## [GIVEN DATA]
····················

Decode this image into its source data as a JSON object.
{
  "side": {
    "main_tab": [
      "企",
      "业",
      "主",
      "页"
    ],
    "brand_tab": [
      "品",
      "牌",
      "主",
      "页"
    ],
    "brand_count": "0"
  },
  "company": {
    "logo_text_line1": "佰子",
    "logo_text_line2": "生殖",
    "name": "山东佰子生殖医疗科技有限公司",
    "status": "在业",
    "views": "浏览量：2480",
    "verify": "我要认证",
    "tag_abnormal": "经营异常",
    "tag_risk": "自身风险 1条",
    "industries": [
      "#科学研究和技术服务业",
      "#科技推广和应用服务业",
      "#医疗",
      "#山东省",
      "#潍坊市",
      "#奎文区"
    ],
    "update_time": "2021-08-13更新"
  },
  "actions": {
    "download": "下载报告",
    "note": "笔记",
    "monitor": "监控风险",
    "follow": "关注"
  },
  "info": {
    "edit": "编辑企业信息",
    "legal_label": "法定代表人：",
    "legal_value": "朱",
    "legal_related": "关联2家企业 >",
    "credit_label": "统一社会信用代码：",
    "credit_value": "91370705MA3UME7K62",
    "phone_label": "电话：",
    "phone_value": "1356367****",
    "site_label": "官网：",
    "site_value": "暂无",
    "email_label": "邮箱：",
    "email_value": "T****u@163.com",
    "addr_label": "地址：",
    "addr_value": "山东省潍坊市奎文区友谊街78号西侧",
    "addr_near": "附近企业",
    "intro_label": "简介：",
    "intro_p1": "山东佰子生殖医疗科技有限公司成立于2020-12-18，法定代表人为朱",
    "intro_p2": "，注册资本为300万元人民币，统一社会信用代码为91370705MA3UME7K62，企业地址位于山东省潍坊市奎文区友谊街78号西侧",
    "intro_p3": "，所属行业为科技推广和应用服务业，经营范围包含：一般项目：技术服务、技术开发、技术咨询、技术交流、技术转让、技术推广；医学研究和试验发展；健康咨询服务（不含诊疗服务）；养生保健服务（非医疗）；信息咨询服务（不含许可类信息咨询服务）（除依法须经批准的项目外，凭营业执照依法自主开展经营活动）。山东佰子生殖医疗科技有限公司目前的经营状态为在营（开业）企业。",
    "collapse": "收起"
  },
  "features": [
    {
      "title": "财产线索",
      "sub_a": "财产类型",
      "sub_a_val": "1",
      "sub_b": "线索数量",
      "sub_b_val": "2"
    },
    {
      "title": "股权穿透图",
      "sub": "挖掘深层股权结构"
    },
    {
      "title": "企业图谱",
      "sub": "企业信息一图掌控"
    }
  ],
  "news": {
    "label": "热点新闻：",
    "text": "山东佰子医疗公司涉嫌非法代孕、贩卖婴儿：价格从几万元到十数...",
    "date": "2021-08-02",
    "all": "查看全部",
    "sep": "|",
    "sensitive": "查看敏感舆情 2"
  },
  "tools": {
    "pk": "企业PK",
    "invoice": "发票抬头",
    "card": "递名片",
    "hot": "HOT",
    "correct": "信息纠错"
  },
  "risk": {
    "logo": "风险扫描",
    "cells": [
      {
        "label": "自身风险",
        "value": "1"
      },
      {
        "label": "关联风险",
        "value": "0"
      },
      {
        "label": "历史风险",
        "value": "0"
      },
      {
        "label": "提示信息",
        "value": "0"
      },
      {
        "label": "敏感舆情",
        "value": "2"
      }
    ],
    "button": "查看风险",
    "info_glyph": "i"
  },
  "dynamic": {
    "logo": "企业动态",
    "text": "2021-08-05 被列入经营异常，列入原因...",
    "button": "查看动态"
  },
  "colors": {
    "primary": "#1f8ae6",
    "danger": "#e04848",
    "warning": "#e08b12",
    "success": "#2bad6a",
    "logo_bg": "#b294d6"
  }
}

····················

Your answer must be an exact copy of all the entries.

Decode this image into its source data as a JSON object.
{
  "side": {
    "main_tab": [
      "企",
      "业",
      "主",
      "页"
    ],
    "brand_tab": [
      "品",
      "牌",
      "主",
      "页"
    ],
    "brand_count": "0"
  },
  "company": {
    "logo_text_line1": "佰子",
    "logo_text_line2": "生殖",
    "name": "山东佰子生殖医疗科技有限公司",
    "status": "在业",
    "views": "浏览量：2480",
    "verify": "我要认证",
    "tag_abnormal": "经营异常",
    "tag_risk": "自身风险 1条",
    "industries": [
      "#科学研究和技术服务业",
      "#科技推广和应用服务业",
      "#医疗",
      "#山东省",
      "#潍坊市",
      "#奎文区"
    ],
    "update_time": "2021-08-13更新"
  },
  "actions": {
    "download": "下载报告",
    "note": "笔记",
    "monitor": "监控风险",
    "follow": "关注"
  },
  "info": {
    "edit": "编辑企业信息",
    "legal_label": "法定代表人：",
    "legal_value": "朱",
    "legal_related": "关联2家企业 >",
    "credit_label": "统一社会信用代码：",
    "credit_value": "91370705MA3UME7K62",
    "phone_label": "电话：",
    "phone_value": "1356367****",
    "site_label": "官网：",
    "site_value": "暂无",
    "email_label": "邮箱：",
    "email_value": "T****u@163.com",
    "addr_label": "地址：",
    "addr_value": "山东省潍坊市奎文区友谊街78号西侧",
    "addr_near": "附近企业",
    "intro_label": "简介：",
    "intro_p1": "山东佰子生殖医疗科技有限公司成立于2020-12-18，法定代表人为朱",
    "intro_p2": "，注册资本为300万元人民币，统一社会信用代码为91370705MA3UME7K62，企业地址位于山东省潍坊市奎文区友谊街78号西侧",
    "intro_p3": "，所属行业为科技推广和应用服务业，经营范围包含：一般项目：技术服务、技术开发、技术咨询、技术交流、技术转让、技术推广；医学研究和试验发展；健康咨询服务（不含诊疗服务）；养生保健服务（非医疗）；信息咨询服务（不含许可类信息咨询服务）（除依法须经批准的项目外，凭营业执照依法自主开展经营活动）。山东佰子生殖医疗科技有限公司目前的经营状态为在营（开业）企业。",
    "collapse": "收起"
  },
  "features": [
    {
      "title": "财产线索",
      "sub_a": "财产类型",
      "sub_a_val": "1",
      "sub_b": "线索数量",
      "sub_b_val": "2"
    },
    {
      "title": "股权穿透图",
      "sub": "挖掘深层股权结构"
    },
    {
      "title": "企业图谱",
      "sub": "企业信息一图掌控"
    }
  ],
  "news": {
    "label": "热点新闻：",
    "text": "山东佰子医疗公司涉嫌非法代孕、贩卖婴儿：价格从几万元到十数...",
    "date": "2021-08-02",
    "all": "查看全部",
    "sep": "|",
    "sensitive": "查看敏感舆情 2"
  },
  "tools": {
    "pk": "企业PK",
    "invoice": "发票抬头",
    "card": "递名片",
    "hot": "HOT",
    "correct": "信息纠错"
  },
  "risk": {
    "logo": "风险扫描",
    "cells": [
      {
        "label": "自身风险",
        "value": "1"
      },
      {
        "label": "关联风险",
        "value": "0"
      },
      {
        "label": "历史风险",
        "value": "0"
      },
      {
        "label": "提示信息",
        "value": "0"
      },
      {
        "label": "敏感舆情",
        "value": "2"
      }
    ],
    "button": "查看风险",
    "info_glyph": "i"
  },
  "dynamic": {
    "logo": "企业动态",
    "text": "2021-08-05 被列入经营异常，列入原因...",
    "button": "查看动态"
  },
  "colors": {
    "primary": "#1f8ae6",
    "danger": "#e04848",
    "warning": "#e08b12",
    "success": "#2bad6a",
    "logo_bg": "#b294d6"
  }
}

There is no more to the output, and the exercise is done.